On October 18, 2017, the Parliament of Quebec passed into law, “An Act to foster adherence to State religious neutrality and, in particular, to provide a framework for requests for accommodations on religious grounds in certain bodies,” commonly referred to as Bill 62.
A human rights’ group, working together with an organization for Muslim Canadians, is challenging the law, specifically with regard to section 10. This section, possibly the most controversial measure in the news so far, provides that people who request services from certain public bodies must keep their faces uncovered. The same rule applies to employees of those public bodies.
Most commentary has focused on the specific effect that the new law would have on Muslim women who wear a niqab or a burqa, garments that wholly or partially cover the face of those who wear them. While the text of the law does not specifically refer to either of those garments or to any religion, public comments from members of the National Assembly and ministers, as well as others, appear to indicate these to be a principal concern in the drafting of section 10.

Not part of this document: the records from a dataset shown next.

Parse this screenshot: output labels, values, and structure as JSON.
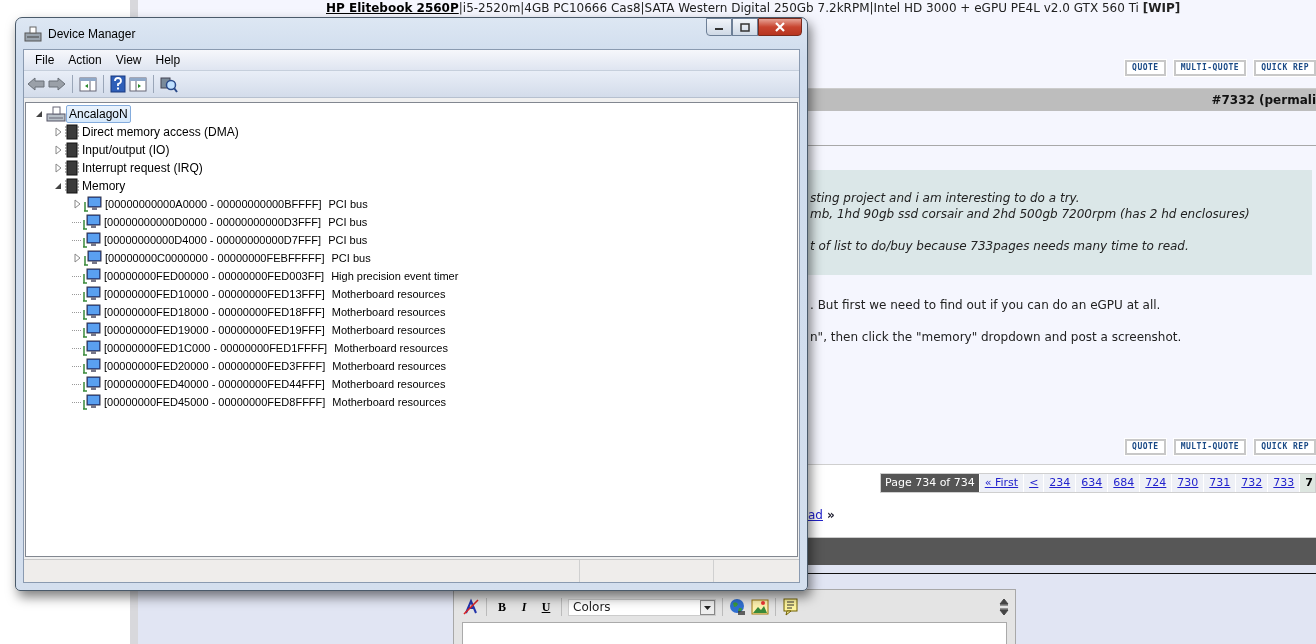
{
  "page": {
    "signature": {
      "link": "HP Elitebook 2560P",
      "text": "|i5-2520m|4GB PC10666 Cas8|SATA Western Digital 250Gb 7.2kRPM|Intel HD 3000 + eGPU PE4L v2.0 GTX 560 Ti **[WIP]**"
    },
    "post_buttons": [
      "QUOTE",
      "MULTI-QUOTE",
      "QUICK REP"
    ],
    "post_header": "#7332 (permali",
    "quote_lines": [
      "sting project and i am interesting to do a try.",
      "mb, 1hd 90gb ssd corsair and 2hd 500gb 7200rpm (has 2 hd enclosures)",
      "t of list to do/buy because 733pages needs many time to read."
    ],
    "reply_lines": [
      ". But first we need to find out if you can do an eGPU at all.",
      "n\", then click the \"memory\" dropdown and post a screenshot."
    ],
    "post_buttons_2": [
      "QUOTE",
      "MULTI-QUOTE",
      "QUICK REP"
    ],
    "pagination": {
      "label": "Page 734 of 734",
      "pages": [
        {
          "label": "« First",
          "selected": false
        },
        {
          "label": "<",
          "selected": false
        },
        {
          "label": "234",
          "selected": false
        },
        {
          "label": "634",
          "selected": false
        },
        {
          "label": "684",
          "selected": false
        },
        {
          "label": "724",
          "selected": false
        },
        {
          "label": "730",
          "selected": false
        },
        {
          "label": "731",
          "selected": false
        },
        {
          "label": "732",
          "selected": false
        },
        {
          "label": "733",
          "selected": false
        },
        {
          "label": "7",
          "selected": true
        }
      ]
    },
    "thread_nav": {
      "link": "ad",
      "arrow": "»"
    },
    "editor": {
      "format_buttons": [
        "B",
        "I",
        "U"
      ],
      "colors_select": "Colors"
    }
  },
  "window": {
    "title": "Device Manager",
    "menu": [
      "File",
      "Action",
      "View",
      "Help"
    ],
    "tree": {
      "kind": "computer",
      "label": "AncalagoN",
      "selected": true,
      "expanded": true,
      "children": [
        {
          "kind": "category",
          "label": "Direct memory access (DMA)",
          "selected": false,
          "expanded": false
        },
        {
          "kind": "category",
          "label": "Input/output (IO)",
          "selected": false,
          "expanded": false
        },
        {
          "kind": "category",
          "label": "Interrupt request (IRQ)",
          "selected": false,
          "expanded": false
        },
        {
          "kind": "category",
          "label": "Memory",
          "selected": false,
          "expanded": true,
          "children": [
            {
              "kind": "resource",
              "range": "[00000000000A0000 - 00000000000BFFFF]",
              "description": "PCI bus",
              "selected": false,
              "expanded": false
            },
            {
              "kind": "resource",
              "range": "[00000000000D0000 - 00000000000D3FFF]",
              "description": "PCI bus",
              "selected": false
            },
            {
              "kind": "resource",
              "range": "[00000000000D4000 - 00000000000D7FFF]",
              "description": "PCI bus",
              "selected": false
            },
            {
              "kind": "resource",
              "range": "[00000000C0000000 - 00000000FEBFFFFF]",
              "description": "PCI bus",
              "selected": false,
              "expanded": false
            },
            {
              "kind": "resource",
              "range": "[00000000FED00000 - 00000000FED003FF]",
              "description": "High precision event timer",
              "selected": false
            },
            {
              "kind": "resource",
              "range": "[00000000FED10000 - 00000000FED13FFF]",
              "description": "Motherboard resources",
              "selected": false
            },
            {
              "kind": "resource",
              "range": "[00000000FED18000 - 00000000FED18FFF]",
              "description": "Motherboard resources",
              "selected": false
            },
            {
              "kind": "resource",
              "range": "[00000000FED19000 - 00000000FED19FFF]",
              "description": "Motherboard resources",
              "selected": false
            },
            {
              "kind": "resource",
              "range": "[00000000FED1C000 - 00000000FED1FFFF]",
              "description": "Motherboard resources",
              "selected": false
            },
            {
              "kind": "resource",
              "range": "[00000000FED20000 - 00000000FED3FFFF]",
              "description": "Motherboard resources",
              "selected": false
            },
            {
              "kind": "resource",
              "range": "[00000000FED40000 - 00000000FED44FFF]",
              "description": "Motherboard resources",
              "selected": false
            },
            {
              "kind": "resource",
              "range": "[00000000FED45000 - 00000000FED8FFFF]",
              "description": "Motherboard resources",
              "selected": false
            }
          ]
        }
      ]
    }
  }
}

Others have raised the spectre of whether the law might instead be applied to people wearing Halloween masks, or balaclavas, or ski masks or scarves during the winter. However, the central legal question is whether section 10 of the law is specifically targeted and will have an impact only on a very small group of people, and whether the effect will be to discriminate against a specific religion or set of personal convictions.
Another part of the law that may face challenges deals with neutrality in the public service, in particular, that employees of certain public bodies must, in the exercise of their jobs, demonstrate neutrality so that they neither favour nor hinder any person because of their religious affiliations or non-affiliation, or because of the public servant’s own religious convictions or beliefs.
Furthermore, it is possible that these measures may extend beyond the public sector. In particular, public bodies may, by a service contract or subsidy agreement that they make with any person or partnership, be able to extend these rules to the private sector.
Another interesting part of the law is section 16, which reads as follows: “The measures introduced in this Act must not be interpreted as affecting the emblematic and toponymic elements of Quebec’s cultural heritage, in particular its religious cultural heritage, that testify to its history.” This section may be invoked to justify the continued presence of the crucifix in the National Assembly. The argument can be and has been made that, if the National Assembly truly wishes to establish religious neutrality in the service of all Quebec citizens, the crucifix should be removed from the National Assembly, notwithstanding Quebec’s history as being a majority Catholic society.
It should be noted that the crucifix was not always present in the National Assembly. It was placed there during the Maurice Duplessis premiership, in the 1930s.
The courts will probably have a large role, not only in deciding the consequences of violations of the obligation to uncover the face and duties of religious neutrality, but also in deciding whether some sections of the law are unconstitutional in terms of violating the Canadian constitution, specifically, the Canadian Charter of Rights and Freedom.
Franco Tamburro, Attorney-at-Law
Alepin Gauthier Avocats Inc.